This year alone, 1,884 film and television production companies shut down, according to a report by China’s state-run Securities Daily based on data by Tianyancha, an enterprise information and data provider. The newspaper singles out China’s three dominant streaming platforms as one reason production companies are having a tough time.
(Abacus is a unit of the South China Morning Post, which is owned by Alibaba.)
The concern isn’t new. The claim echoes one made earlier this year by Yu Dong, chairman of leading Chinese film distributor Bona Film Group.
“I said something at the 2014 Shanghai International Film Festival and it’s still lingering in my ears,” Yu said. “[I said] in the future, film production companies will all work for BAT (Baidu, Tencent and Alibaba). It’s almost like that now.”

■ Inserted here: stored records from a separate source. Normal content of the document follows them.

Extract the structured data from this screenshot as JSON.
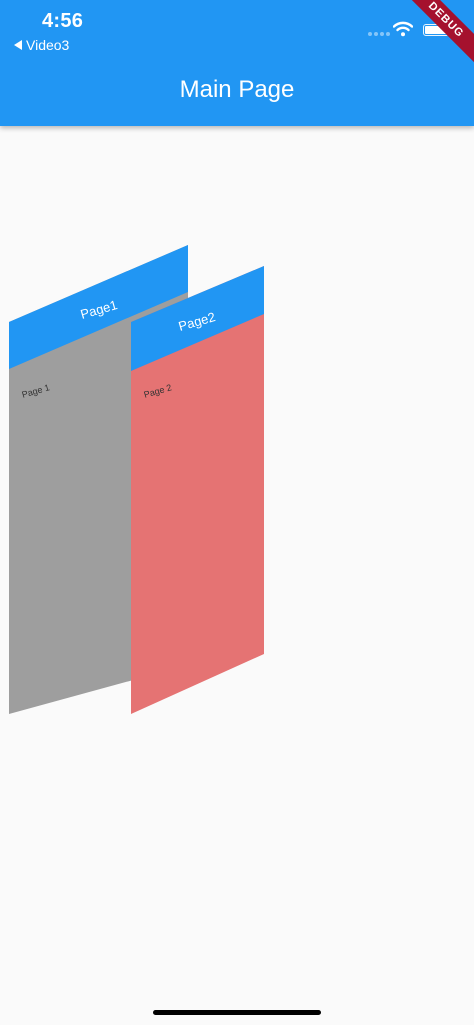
{
  "status_bar": {
    "time": "4:56",
    "back_app": "Video3",
    "debug_label": "DEBUG"
  },
  "app_bar": {
    "title": "Main Page"
  },
  "pages": [
    {
      "header": "Page1",
      "body": "Page 1",
      "header_color": "#2196f3",
      "body_color": "#9e9e9e"
    },
    {
      "header": "Page2",
      "body": "Page 2",
      "header_color": "#2196f3",
      "body_color": "#e57373"
    }
  ],
  "colors": {
    "primary": "#2196f3",
    "background": "#fafafa",
    "debug_banner": "#a5112e"
  }
}
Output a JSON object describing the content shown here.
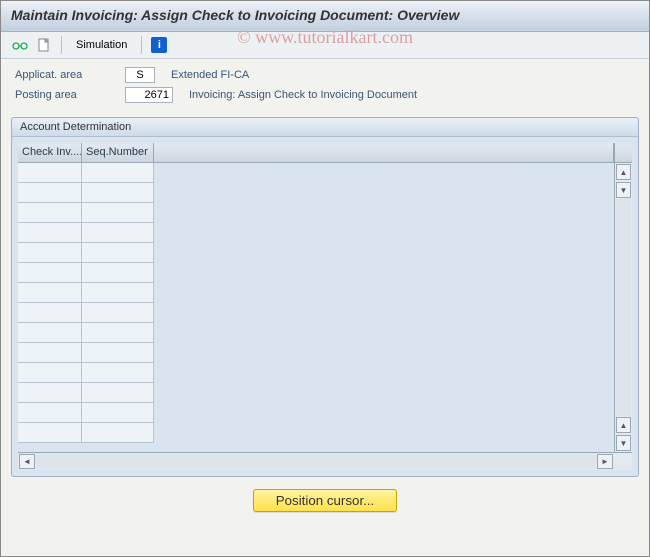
{
  "title": "Maintain Invoicing: Assign Check to Invoicing Document: Overview",
  "watermark": "© www.tutorialkart.com",
  "toolbar": {
    "simulation_label": "Simulation"
  },
  "form": {
    "applicat_label": "Applicat. area",
    "applicat_value": "S",
    "applicat_desc": "Extended FI-CA",
    "posting_label": "Posting area",
    "posting_value": "2671",
    "posting_desc": "Invoicing: Assign Check to Invoicing Document"
  },
  "panel": {
    "title": "Account Determination",
    "col1": "Check Inv....",
    "col2": "Seq.Number",
    "row_count": 14
  },
  "buttons": {
    "position": "Position cursor..."
  }
}
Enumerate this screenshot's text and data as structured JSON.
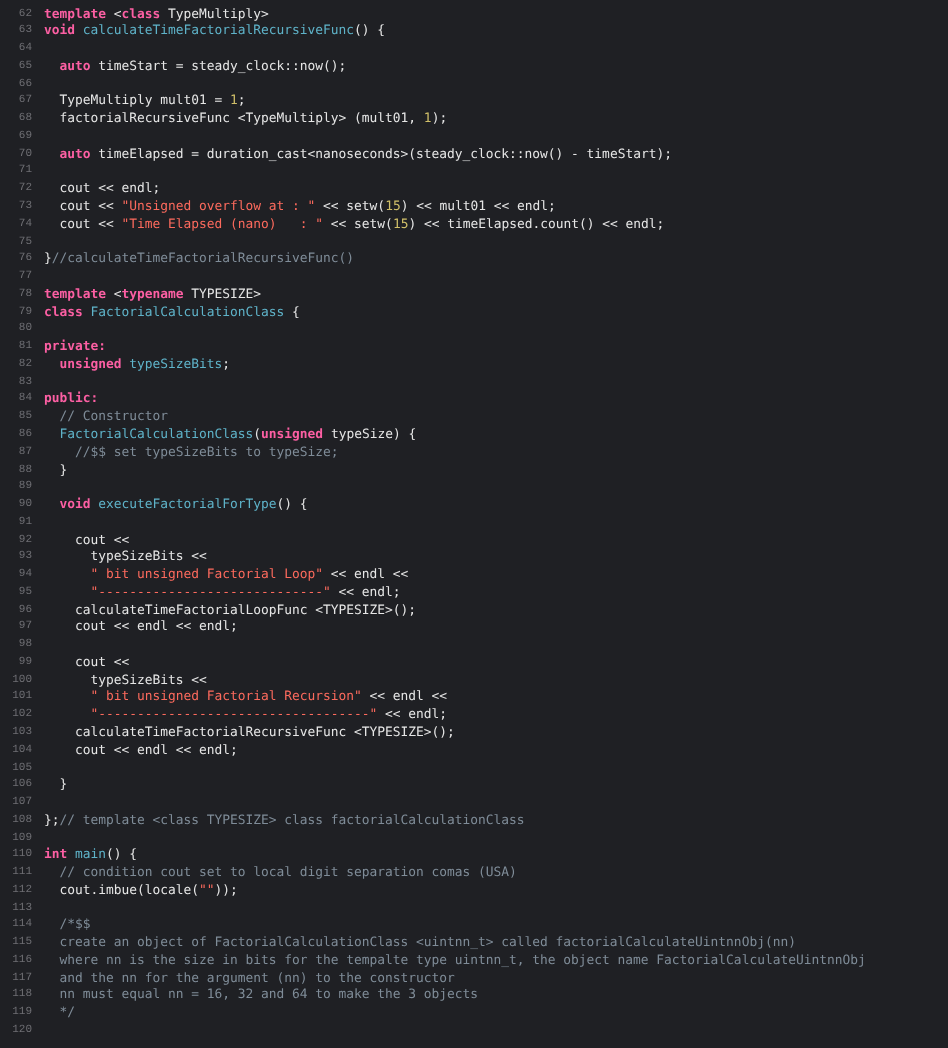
{
  "editor": {
    "lines": [
      {
        "number": "62",
        "tokens": [
          {
            "kind": "keyword",
            "text": "template"
          },
          {
            "kind": "plain",
            "text": " <"
          },
          {
            "kind": "keyword",
            "text": "class"
          },
          {
            "kind": "plain",
            "text": " TypeMultiply>"
          }
        ]
      },
      {
        "number": "63",
        "tokens": [
          {
            "kind": "keyword",
            "text": "void "
          },
          {
            "kind": "function",
            "text": "calculateTimeFactorialRecursiveFunc"
          },
          {
            "kind": "plain",
            "text": "() {"
          }
        ]
      },
      {
        "number": "64"
      },
      {
        "number": "65",
        "tokens": [
          {
            "kind": "keyword",
            "text": "  auto"
          },
          {
            "kind": "plain",
            "text": " timeStart = steady_clock::now();"
          }
        ]
      },
      {
        "number": "66"
      },
      {
        "number": "67",
        "tokens": [
          {
            "kind": "plain",
            "text": "  TypeMultiply mult01 = "
          },
          {
            "kind": "number",
            "text": "1"
          },
          {
            "kind": "plain",
            "text": ";"
          }
        ]
      },
      {
        "number": "68",
        "tokens": [
          {
            "kind": "plain",
            "text": "  factorialRecursiveFunc <TypeMultiply> (mult01, "
          },
          {
            "kind": "number",
            "text": "1"
          },
          {
            "kind": "plain",
            "text": ");"
          }
        ]
      },
      {
        "number": "69"
      },
      {
        "number": "70",
        "tokens": [
          {
            "kind": "keyword",
            "text": "  auto"
          },
          {
            "kind": "plain",
            "text": " timeElapsed = duration_cast<nanoseconds>(steady_clock::now() - timeStart);"
          }
        ]
      },
      {
        "number": "71"
      },
      {
        "number": "72",
        "tokens": [
          {
            "kind": "plain",
            "text": "  cout << endl;"
          }
        ]
      },
      {
        "number": "73",
        "tokens": [
          {
            "kind": "plain",
            "text": "  cout << "
          },
          {
            "kind": "string",
            "text": "\"Unsigned overflow at : \""
          },
          {
            "kind": "plain",
            "text": " << setw("
          },
          {
            "kind": "number",
            "text": "15"
          },
          {
            "kind": "plain",
            "text": ") << mult01 << endl;"
          }
        ]
      },
      {
        "number": "74",
        "tokens": [
          {
            "kind": "plain",
            "text": "  cout << "
          },
          {
            "kind": "string",
            "text": "\"Time Elapsed (nano)   : \""
          },
          {
            "kind": "plain",
            "text": " << setw("
          },
          {
            "kind": "number",
            "text": "15"
          },
          {
            "kind": "plain",
            "text": ") << timeElapsed.count() << endl;"
          }
        ]
      },
      {
        "number": "75"
      },
      {
        "number": "76",
        "tokens": [
          {
            "kind": "plain",
            "text": "}"
          },
          {
            "kind": "comment",
            "text": "//calculateTimeFactorialRecursiveFunc()"
          }
        ]
      },
      {
        "number": "77"
      },
      {
        "number": "78",
        "tokens": [
          {
            "kind": "keyword",
            "text": "template"
          },
          {
            "kind": "plain",
            "text": " <"
          },
          {
            "kind": "keyword",
            "text": "typename"
          },
          {
            "kind": "plain",
            "text": " TYPESIZE>"
          }
        ]
      },
      {
        "number": "79",
        "tokens": [
          {
            "kind": "keyword",
            "text": "class "
          },
          {
            "kind": "function",
            "text": "FactorialCalculationClass"
          },
          {
            "kind": "plain",
            "text": " {"
          }
        ]
      },
      {
        "number": "80"
      },
      {
        "number": "81",
        "tokens": [
          {
            "kind": "keyword",
            "text": "private:"
          }
        ]
      },
      {
        "number": "82",
        "tokens": [
          {
            "kind": "keyword",
            "text": "  unsigned "
          },
          {
            "kind": "function",
            "text": "typeSizeBits"
          },
          {
            "kind": "plain",
            "text": ";"
          }
        ]
      },
      {
        "number": "83"
      },
      {
        "number": "84",
        "tokens": [
          {
            "kind": "keyword",
            "text": "public:"
          }
        ]
      },
      {
        "number": "85",
        "tokens": [
          {
            "kind": "comment",
            "text": "  // Constructor"
          }
        ]
      },
      {
        "number": "86",
        "tokens": [
          {
            "kind": "function",
            "text": "  FactorialCalculationClass"
          },
          {
            "kind": "plain",
            "text": "("
          },
          {
            "kind": "keyword",
            "text": "unsigned"
          },
          {
            "kind": "plain",
            "text": " typeSize) {"
          }
        ]
      },
      {
        "number": "87",
        "tokens": [
          {
            "kind": "comment",
            "text": "    //$$ set typeSizeBits to typeSize;"
          }
        ]
      },
      {
        "number": "88",
        "tokens": [
          {
            "kind": "plain",
            "text": "  }"
          }
        ]
      },
      {
        "number": "89"
      },
      {
        "number": "90",
        "tokens": [
          {
            "kind": "keyword",
            "text": "  void "
          },
          {
            "kind": "function",
            "text": "executeFactorialForType"
          },
          {
            "kind": "plain",
            "text": "() {"
          }
        ]
      },
      {
        "number": "91"
      },
      {
        "number": "92",
        "tokens": [
          {
            "kind": "plain",
            "text": "    cout <<"
          }
        ]
      },
      {
        "number": "93",
        "tokens": [
          {
            "kind": "plain",
            "text": "      typeSizeBits <<"
          }
        ]
      },
      {
        "number": "94",
        "tokens": [
          {
            "kind": "string",
            "text": "      \" bit unsigned Factorial Loop\""
          },
          {
            "kind": "plain",
            "text": " << endl <<"
          }
        ]
      },
      {
        "number": "95",
        "tokens": [
          {
            "kind": "string",
            "text": "      \"-----------------------------\""
          },
          {
            "kind": "plain",
            "text": " << endl;"
          }
        ]
      },
      {
        "number": "96",
        "tokens": [
          {
            "kind": "plain",
            "text": "    calculateTimeFactorialLoopFunc <TYPESIZE>();"
          }
        ]
      },
      {
        "number": "97",
        "tokens": [
          {
            "kind": "plain",
            "text": "    cout << endl << endl;"
          }
        ]
      },
      {
        "number": "98"
      },
      {
        "number": "99",
        "tokens": [
          {
            "kind": "plain",
            "text": "    cout <<"
          }
        ]
      },
      {
        "number": "100",
        "tokens": [
          {
            "kind": "plain",
            "text": "      typeSizeBits <<"
          }
        ]
      },
      {
        "number": "101",
        "tokens": [
          {
            "kind": "string",
            "text": "      \" bit unsigned Factorial Recursion\""
          },
          {
            "kind": "plain",
            "text": " << endl <<"
          }
        ]
      },
      {
        "number": "102",
        "tokens": [
          {
            "kind": "string",
            "text": "      \"-----------------------------------\""
          },
          {
            "kind": "plain",
            "text": " << endl;"
          }
        ]
      },
      {
        "number": "103",
        "tokens": [
          {
            "kind": "plain",
            "text": "    calculateTimeFactorialRecursiveFunc <TYPESIZE>();"
          }
        ]
      },
      {
        "number": "104",
        "tokens": [
          {
            "kind": "plain",
            "text": "    cout << endl << endl;"
          }
        ]
      },
      {
        "number": "105"
      },
      {
        "number": "106",
        "tokens": [
          {
            "kind": "plain",
            "text": "  }"
          }
        ]
      },
      {
        "number": "107"
      },
      {
        "number": "108",
        "tokens": [
          {
            "kind": "plain",
            "text": "};"
          },
          {
            "kind": "comment",
            "text": "// template <class TYPESIZE> class factorialCalculationClass"
          }
        ]
      },
      {
        "number": "109"
      },
      {
        "number": "110",
        "tokens": [
          {
            "kind": "keyword",
            "text": "int "
          },
          {
            "kind": "function",
            "text": "main"
          },
          {
            "kind": "plain",
            "text": "() {"
          }
        ]
      },
      {
        "number": "111",
        "tokens": [
          {
            "kind": "comment",
            "text": "  // condition cout set to local digit separation comas (USA)"
          }
        ]
      },
      {
        "number": "112",
        "tokens": [
          {
            "kind": "plain",
            "text": "  cout.imbue(locale("
          },
          {
            "kind": "string",
            "text": "\"\""
          },
          {
            "kind": "plain",
            "text": "));"
          }
        ]
      },
      {
        "number": "113"
      },
      {
        "number": "114",
        "tokens": [
          {
            "kind": "comment",
            "text": "  /*$$"
          }
        ]
      },
      {
        "number": "115",
        "tokens": [
          {
            "kind": "comment",
            "text": "  create an object of FactorialCalculationClass <uintnn_t> called factorialCalculateUintnnObj(nn)"
          }
        ]
      },
      {
        "number": "116",
        "tokens": [
          {
            "kind": "comment",
            "text": "  where nn is the size in bits for the tempalte type uintnn_t, the object name FactorialCalculateUintnnObj"
          }
        ]
      },
      {
        "number": "117",
        "tokens": [
          {
            "kind": "comment",
            "text": "  and the nn for the argument (nn) to the constructor"
          }
        ]
      },
      {
        "number": "118",
        "tokens": [
          {
            "kind": "comment",
            "text": "  nn must equal nn = 16, 32 and 64 to make the 3 objects"
          }
        ]
      },
      {
        "number": "119",
        "tokens": [
          {
            "kind": "comment",
            "text": "  */"
          }
        ]
      },
      {
        "number": "120"
      }
    ]
  }
}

Yu also said that it’s become very common to produce original shows for streaming sites, which own the rights to the content.
“If Chinese film [production companies] can’t make technical breakthroughs,” Yu said, “we will become suppliers and manufacturers for the next batch of BAT.”
It's not necessarily all Big Tech's fault, though. PwC’s Wilson Chow, who heads technology, media and telecommunications, said streaming platforms relying less on production companies for more original series produced in-house could be having an effect. But a large part of the entertainment industry’s downturn is tightening government regulations, he said.
In 2018, actress Fan Bingbing’s tax evasion scandal set off government probes of shady tax practices, which sent shockwaves through the industry. Production companies either postponed or shut down projects while they audited their books, and financing dried up because investors were trying to stay away from scandals, Bloomberg reported.
Aggressive competition among the streaming platforms is also having an effect. Another anonymous CEO of a television production company cited by the Securities Daily report said that video streaming platforms have cut their purchasing budgets this year and that prices are set at just above production costs, leaving thin profit margins for producers.
iQiyi declined to comment for this story. Alibaba and Tencent didn’t respond to requests for comment.
Whatever the cause of the downturn, the result is that people have less to watch. The number of shows registered for production from January to October fell 25% this year to 729, down from 967 during the same period last year, according to the National Radio and Television Administration.
Michael Yan, an independent film and TV industry consultant who has worked in Hollywood and China, told us that video streaming platforms are still willing to spend a lot of money to snatch up hot TV series despite not being profitable. The more diversified tech giants behind the platforms can afford to eat the losses.
But less original film and television projects are first to become casualties of the streaming wars.
“I’ve seen a lot of projects lately, and most of them are very generic and follow the trends,” Yan said. “So if they happen to find a buyer among the streaming sites, I don’t think the production companies have much leverage to create a competitive situation or negotiate for better margins.”
But some people see light at the end of the tunnel for China’s entertainment industry.
PwC’s Chow said that after a year of ongoing probes, government investigations into the industry are almost over. The past year has been short-term “periodic pain,” he said, and he’s optimistic about the industry’s long-term development.
Chow added that 5G could enable production companies to utilize new technologies like VR and AR in future projects, helping them to eventually raise prices.